In terms of recovery there are still two massive gaps - the repair and reconstruction of homes and the rehabilitation of people's livelihoods.
Nearly 1.5 million homes were destroyed or damaged due to the cyclone and subsequent storm surge. Damage assessments estimates are 800 million dollars. To its credit, the government of Bangladesh acted immediately after the disaster to provide families whose homes were fully destroyed in the worst affected areas with a oneoff housing grant. Carried out with remarkable speed and efficiency, this distribution proved to be an innovative way of supporting extremely vulnerable families. It was clear, however, that the amount was insufficient to allow families to actually rebuild their homes. Most people interviewed by Oxfam reported having spent their cash on other emergency needs, such as foods or winter clothing for children, as well as to support recovery of livelihoods.
Utteran (Oxfam partner) Cash for Work
programme for communities to build latrines
to replace those damaged by Cyclone Sidr.
The cyclone killed over 1.2 million livestock and destroyed nearly 2.5 million acres of crops. Damage and losses were estimated at 500 million dollars, with large numbers of communities that were previously reliant on agriculture, fishing and casual labour having lost both their incomes and assets. Food security needs were significant. The World Food Programme (WFP) led the food security cluster in calling for relief distributions to continue for more than 2.2 million people until at least May 2008. However, Oxfam feel that the clusters, by not advocating for more seed distribution, missed an opportunity for improving some people's food security. Also, the fact that 95% of local markets functioned again suggested that some cash-based responses may have been appropriate.

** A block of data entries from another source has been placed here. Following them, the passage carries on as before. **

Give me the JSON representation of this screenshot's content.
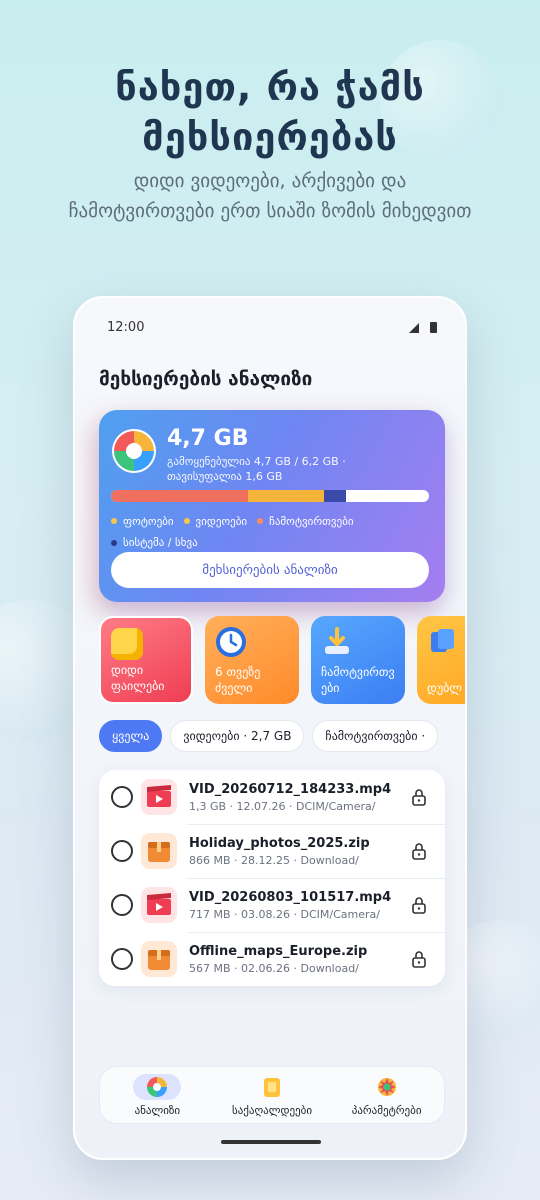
{
  "hero": {
    "title_line1": "ნახეთ, რა ჭამს",
    "title_line2": "მეხსიერებას",
    "subtitle": "დიდი ვიდეოები, არქივები და ჩამოტვირთვები ერთ სიაში ზომის მიხედვით"
  },
  "status": {
    "time": "12:00"
  },
  "screen_title": "მეხსიერების ანალიზი",
  "storage": {
    "size": "4,7 GB",
    "used_line": "გამოყენებულია 4,7 GB / 6,2 GB ·",
    "free_line": "თავისუფალია 1,6 GB",
    "segments": [
      {
        "name": "ფოტოები",
        "color": "#f07060",
        "fraction": 0.43
      },
      {
        "name": "ვიდეოები",
        "color": "#f6b43a",
        "fraction": 0.24
      },
      {
        "name": "ჩამოტვირთვები",
        "color": "#3b4aa8",
        "fraction": 0.07
      }
    ],
    "legend": [
      {
        "label": "ფოტოები",
        "color": "#f6c94a"
      },
      {
        "label": "ვიდეოები",
        "color": "#f6c94a"
      },
      {
        "label": "ჩამოტვირთვები",
        "color": "#ff8a5c"
      },
      {
        "label": "სისტემა / სხვა",
        "color": "#2b3a8c"
      }
    ],
    "analyze_button": "მეხსიერების ანალიზი"
  },
  "tiles": [
    {
      "label": "დიდი ფაილები",
      "icon": "folder-icon"
    },
    {
      "label": "6 თვეზე ძველი",
      "icon": "clock-icon"
    },
    {
      "label": "ჩამოტვირთვ ები",
      "icon": "download-icon"
    },
    {
      "label": "დუბლ ები",
      "icon": "duplicate-icon"
    }
  ],
  "chips": [
    {
      "label": "ყველა",
      "active": true
    },
    {
      "label": "ვიდეოები · 2,7 GB",
      "active": false
    },
    {
      "label": "ჩამოტვირთვები ·",
      "active": false
    }
  ],
  "files": [
    {
      "name": "VID_20260712_184233.mp4",
      "meta": "1,3 GB · 12.07.26 · DCIM/Camera/",
      "type": "video"
    },
    {
      "name": "Holiday_photos_2025.zip",
      "meta": "866 MB · 28.12.25 · Download/",
      "type": "zip"
    },
    {
      "name": "VID_20260803_101517.mp4",
      "meta": "717 MB · 03.08.26 · DCIM/Camera/",
      "type": "video"
    },
    {
      "name": "Offline_maps_Europe.zip",
      "meta": "567 MB · 02.06.26 · Download/",
      "type": "zip"
    }
  ],
  "nav": [
    {
      "label": "ანალიზი",
      "icon": "pie-chart-icon",
      "active": true
    },
    {
      "label": "საქაღალდეები",
      "icon": "folder-icon",
      "active": false
    },
    {
      "label": "პარამეტრები",
      "icon": "settings-icon",
      "active": false
    }
  ]
}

Loans and credit are a major source of income for many rural families in Bangladesh. Most families were already carrying debt loads before the cyclone. Following the cyclone, some microfinance institutions took decisions to temporarily suspend repayment of loans but communities expressed fears that current grace periods of 3-6 months were not long enough. These institutions must follow government advice and be more flexible, as well as write-off loans in cyclone affected areas as much as possible. There has also been unscrupulous lending at very high interest rates for new loans. Special efforts will be needed to ensure that sufficient amounts of credit are offered by micro-finance institutions and banks at low or no interest rates to facilitate recovery of those affected by the cyclone.
Considering the country's high level of vulnerability to natural disasters, the government and international donors must commit to better rebuilding and so improve future resilience to disasters. Scientists concur that the ferocity and frequency of hazard events such as cyclones, hurricanes, and earthquakes have increased. Few countries are at higher risk of climate change than Bangladesh where experts estimate that more than 50 million people could be made homeless by rising temperatures and sea levels. Climate migrants already account for at least one third of the impoverished people who are flooding from rural areas to seek work in the city of Dhaka.

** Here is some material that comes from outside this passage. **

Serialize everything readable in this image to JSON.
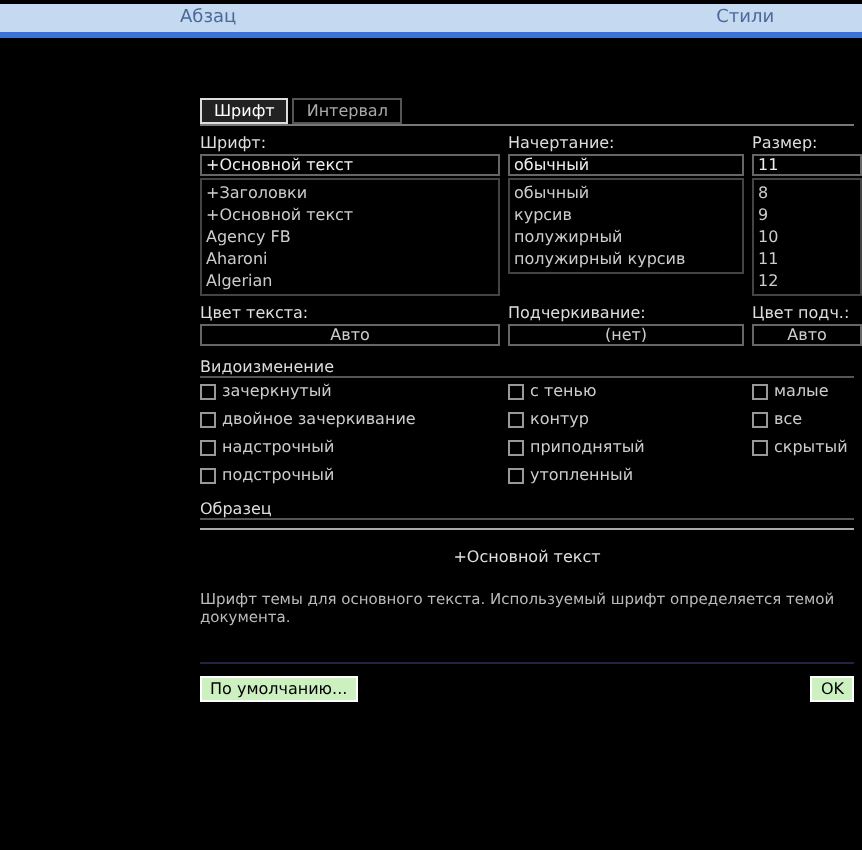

Cyclone survivors have demonstrated a remarkable resilience in the face of disaster but their capacity to cope with the enormous challenge of rebuilding their lives must not be overestimated. The government of Bangladesh and the international community have a legal and moral responsibility for ensuring that their needs do not fall off a crowded humanitarian and development agenda.
1Oxfam Briefing Note (2008). After the cyclone: lessons from a disaster. 15th February 2008. Full report at http://www.oxfam.org/en/policy/bp_bangladesh_cyclone_sidr_080214
Taken from Field Exchange Issue 35, March 2009